__WORK INSTRUCTIONS__
Copy, from the entries below, each line in which the string "不含税市场价合计" appears.

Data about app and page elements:
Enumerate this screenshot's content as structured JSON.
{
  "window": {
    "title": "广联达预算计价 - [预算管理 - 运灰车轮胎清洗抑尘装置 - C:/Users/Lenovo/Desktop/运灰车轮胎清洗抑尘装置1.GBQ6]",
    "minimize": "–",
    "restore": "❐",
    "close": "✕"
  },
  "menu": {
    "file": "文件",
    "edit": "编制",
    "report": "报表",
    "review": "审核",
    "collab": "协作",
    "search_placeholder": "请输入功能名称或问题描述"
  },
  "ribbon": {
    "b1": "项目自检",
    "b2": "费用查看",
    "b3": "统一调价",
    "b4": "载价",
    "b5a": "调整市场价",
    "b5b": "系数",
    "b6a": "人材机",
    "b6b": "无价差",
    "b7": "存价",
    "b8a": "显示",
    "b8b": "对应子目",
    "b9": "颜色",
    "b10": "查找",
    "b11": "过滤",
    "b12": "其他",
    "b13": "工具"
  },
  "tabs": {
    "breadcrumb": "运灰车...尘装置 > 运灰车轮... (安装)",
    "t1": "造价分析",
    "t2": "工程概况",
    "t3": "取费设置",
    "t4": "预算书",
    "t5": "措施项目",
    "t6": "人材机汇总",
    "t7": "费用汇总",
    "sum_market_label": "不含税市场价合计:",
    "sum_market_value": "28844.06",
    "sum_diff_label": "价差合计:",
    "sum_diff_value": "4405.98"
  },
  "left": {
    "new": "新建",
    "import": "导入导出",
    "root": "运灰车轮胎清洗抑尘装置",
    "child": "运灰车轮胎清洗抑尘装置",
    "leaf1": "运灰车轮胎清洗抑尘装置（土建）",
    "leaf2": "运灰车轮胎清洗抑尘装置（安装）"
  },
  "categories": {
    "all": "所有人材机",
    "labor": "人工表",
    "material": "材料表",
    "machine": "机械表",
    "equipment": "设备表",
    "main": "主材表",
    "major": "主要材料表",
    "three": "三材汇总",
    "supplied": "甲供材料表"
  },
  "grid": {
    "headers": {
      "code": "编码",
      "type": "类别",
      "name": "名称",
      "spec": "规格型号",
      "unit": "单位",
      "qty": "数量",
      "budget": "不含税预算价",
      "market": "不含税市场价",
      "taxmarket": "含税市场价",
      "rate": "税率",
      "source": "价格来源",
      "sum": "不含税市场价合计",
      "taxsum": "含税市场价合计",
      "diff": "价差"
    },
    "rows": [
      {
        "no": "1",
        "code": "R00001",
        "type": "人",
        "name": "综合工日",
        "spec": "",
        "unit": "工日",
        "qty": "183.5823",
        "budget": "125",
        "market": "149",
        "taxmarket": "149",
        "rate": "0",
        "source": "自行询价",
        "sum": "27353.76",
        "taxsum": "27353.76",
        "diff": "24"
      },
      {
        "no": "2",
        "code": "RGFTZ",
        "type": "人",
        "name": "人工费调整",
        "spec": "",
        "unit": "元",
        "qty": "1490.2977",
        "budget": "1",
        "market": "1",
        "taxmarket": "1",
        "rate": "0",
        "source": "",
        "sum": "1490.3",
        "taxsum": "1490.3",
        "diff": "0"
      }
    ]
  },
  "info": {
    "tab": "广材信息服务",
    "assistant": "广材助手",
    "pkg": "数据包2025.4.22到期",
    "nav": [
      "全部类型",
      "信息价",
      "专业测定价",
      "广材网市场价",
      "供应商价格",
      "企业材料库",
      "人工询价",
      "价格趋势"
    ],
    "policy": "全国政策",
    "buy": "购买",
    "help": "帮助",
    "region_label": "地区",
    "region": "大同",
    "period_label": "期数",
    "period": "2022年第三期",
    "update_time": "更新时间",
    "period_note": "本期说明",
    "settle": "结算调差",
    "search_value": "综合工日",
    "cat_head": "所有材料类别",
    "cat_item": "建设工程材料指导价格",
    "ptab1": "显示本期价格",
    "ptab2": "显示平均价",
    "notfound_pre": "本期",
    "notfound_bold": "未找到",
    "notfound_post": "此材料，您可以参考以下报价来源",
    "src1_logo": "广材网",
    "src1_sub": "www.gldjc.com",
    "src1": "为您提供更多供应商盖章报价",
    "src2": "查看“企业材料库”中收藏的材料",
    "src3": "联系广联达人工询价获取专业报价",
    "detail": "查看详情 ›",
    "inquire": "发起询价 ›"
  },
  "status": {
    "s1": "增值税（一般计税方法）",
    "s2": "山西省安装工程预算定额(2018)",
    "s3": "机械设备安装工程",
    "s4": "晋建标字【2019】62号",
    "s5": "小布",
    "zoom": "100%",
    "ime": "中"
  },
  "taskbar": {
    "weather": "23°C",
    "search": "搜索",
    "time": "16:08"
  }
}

__RESULT FOR THIS TASK__
    "sum_market_label": "不含税市场价合计:",
      "sum": "不含税市场价合计",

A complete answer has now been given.